Note that the unlinked-file diagnostic does not impact rust-analyzer functionality, it already wasn't working properly before, just without the diagnostic.

3 Likes

That's great to hear!

I discovered why intellisense is not working. It's not an error in my file. When I remove this line #![cfg(target_os="android")] it works. Must be related somehow to what was said above, but since this isn't a feature, not sure how to "enable" it so intellisense works

I have this issue too, on both my notebook and PC, both with fresh setups (just got started learning Rust). The code faints both with light and dark themes, I tried OneDark Pro, Light+ and Dark+. The code doesn't faint out at first, only does so when rust-analyzer finishes indexing the project.

edit 1: For me the bug occurs in the two newest versions, 0.2.538 and 0.2.529.
edit 2: Seems to be fixed in git, we'll just have to wait for the next release.

I think in my case the unlinked-file diagnostic might just be uncovering an existing issue with rust-analyzer's module hierarchy system? Is it possible that RA's internal API is interfering here?

I have a project with a module parsemath and within it, a few additional modules including one named tokenizer.rs. I have a 'pub mod tokenizer;' in the mod.rs file, but rust-analyzer thinks it's not in the module tree.

If I rename the file to anything else (and refactor) RA is then able to parse it. When I rename it back to tokenizer.rs (and refactor) RA again stops thinking it's part of the module tree.

I am also very new to rust, but this code does build. Here is the repo:

BeldrothTheGold/rust_mathparser: Example program from chapter two of Practical System Programming for Rust Developers (github.com)

Hmm @BeldrothTheGold, I'm not able to reproduce this with your test project. Does this persist even if you restart VSCode? It's a bit suspicious that it's suggesting to insert mod Tokenizer with capital T. Are you using Windows? Maybe it's related to file name case insensitivity...

Hey @fdiebold, that's interesting. I am using MacOS Catalina. Yes, it is reproducible between restarts of VSCode.

@fdiebold sorry, you know what, no it is not persisting between applications restarts.

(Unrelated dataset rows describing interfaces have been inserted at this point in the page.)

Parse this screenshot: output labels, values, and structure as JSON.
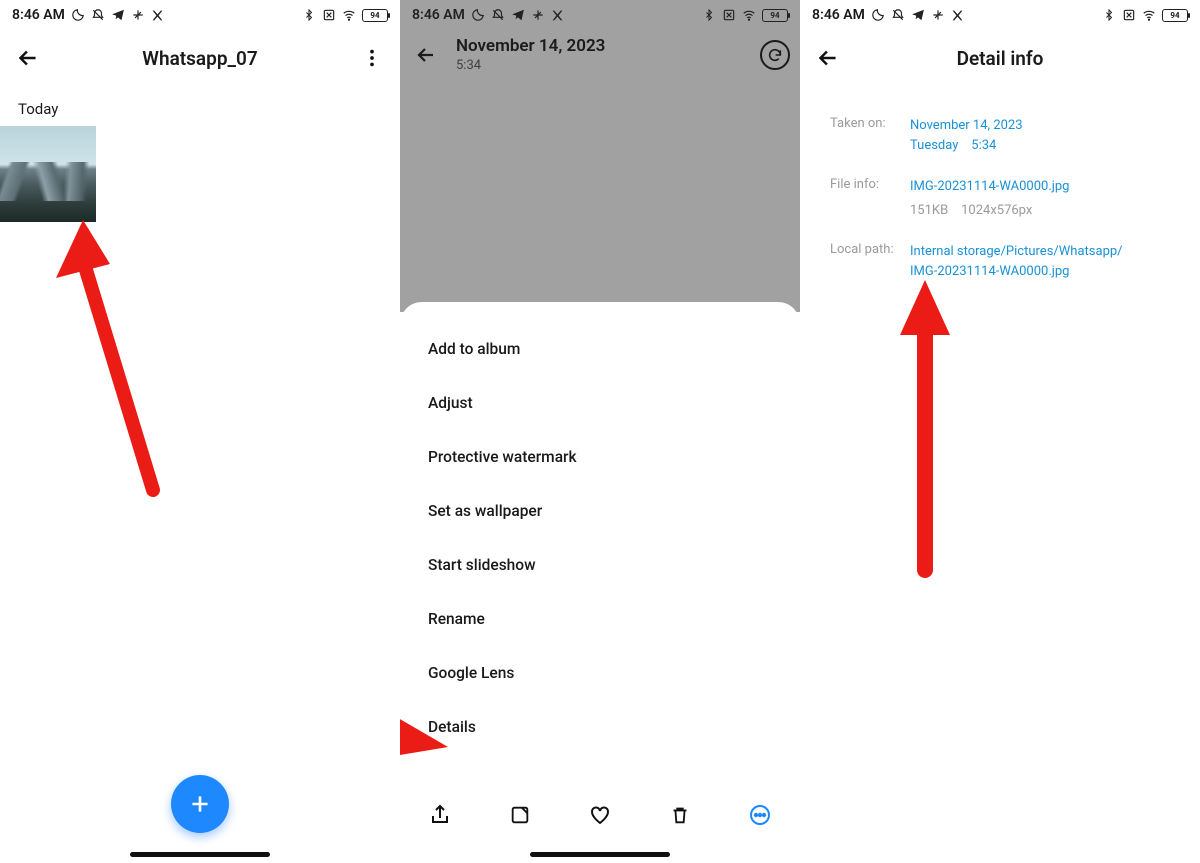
{
  "status": {
    "time": "8:46 AM",
    "battery": "94"
  },
  "screen1": {
    "title": "Whatsapp_07",
    "section": "Today"
  },
  "screen2": {
    "date": "November 14, 2023",
    "time": "5:34",
    "menu": {
      "add_album": "Add to album",
      "adjust": "Adjust",
      "watermark": "Protective watermark",
      "wallpaper": "Set as wallpaper",
      "slideshow": "Start slideshow",
      "rename": "Rename",
      "lens": "Google Lens",
      "details": "Details"
    }
  },
  "screen3": {
    "title": "Detail info",
    "taken_on_k": "Taken on:",
    "taken_on_date": "November 14, 2023",
    "taken_on_day": "Tuesday",
    "taken_on_time": "5:34",
    "file_info_k": "File info:",
    "file_name": "IMG-20231114-WA0000.jpg",
    "file_size": "151KB",
    "file_dims": "1024x576px",
    "local_path_k": "Local path:",
    "local_path_1": "Internal storage/Pictures/Whatsapp/",
    "local_path_2": "IMG-20231114-WA0000.jpg"
  }
}
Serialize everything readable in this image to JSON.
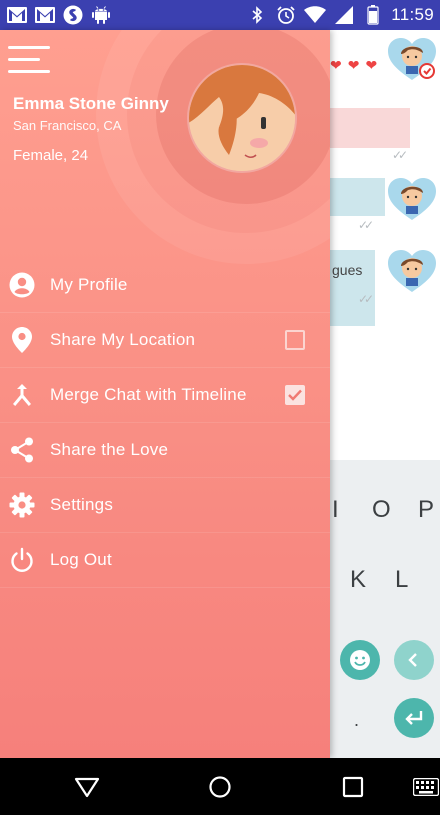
{
  "status_bar": {
    "left_icons": [
      "gmail-icon",
      "gmail-icon",
      "shazam-icon",
      "android-icon"
    ],
    "right_icons": [
      "bluetooth-icon",
      "alarm-icon",
      "wifi-icon",
      "signal-icon",
      "battery-icon"
    ],
    "time": "11:59"
  },
  "drawer": {
    "user": {
      "name": "Emma Stone Ginny",
      "location": "San Francisco, CA",
      "details": "Female, 24"
    },
    "menu": [
      {
        "label": "My Profile",
        "icon": "person-icon"
      },
      {
        "label": "Share My Location",
        "icon": "location-pin-icon",
        "checkbox": false
      },
      {
        "label": "Merge Chat with Timeline",
        "icon": "merge-icon",
        "checkbox": true
      },
      {
        "label": "Share the Love",
        "icon": "share-icon"
      },
      {
        "label": "Settings",
        "icon": "gear-icon"
      },
      {
        "label": "Log Out",
        "icon": "power-icon"
      }
    ]
  },
  "chat": {
    "partial_text": "gues"
  },
  "keyboard": {
    "row1": [
      "I",
      "O",
      "P"
    ],
    "row2": [
      "K",
      "L"
    ],
    "period": "."
  },
  "nav_bar": [
    "back-icon",
    "home-icon",
    "recents-icon",
    "keyboard-icon"
  ],
  "colors": {
    "status_bar": "#3b40b0",
    "drawer_top": "#ff9f90",
    "drawer_bottom": "#f6807b",
    "accent_teal": "#4db6ac",
    "heart_red": "#e44"
  }
}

I am also newish to Mac and sometimes forget that closing the window does not quit the application.

I apologize. It must have been some strange state the tool got in after upgrading.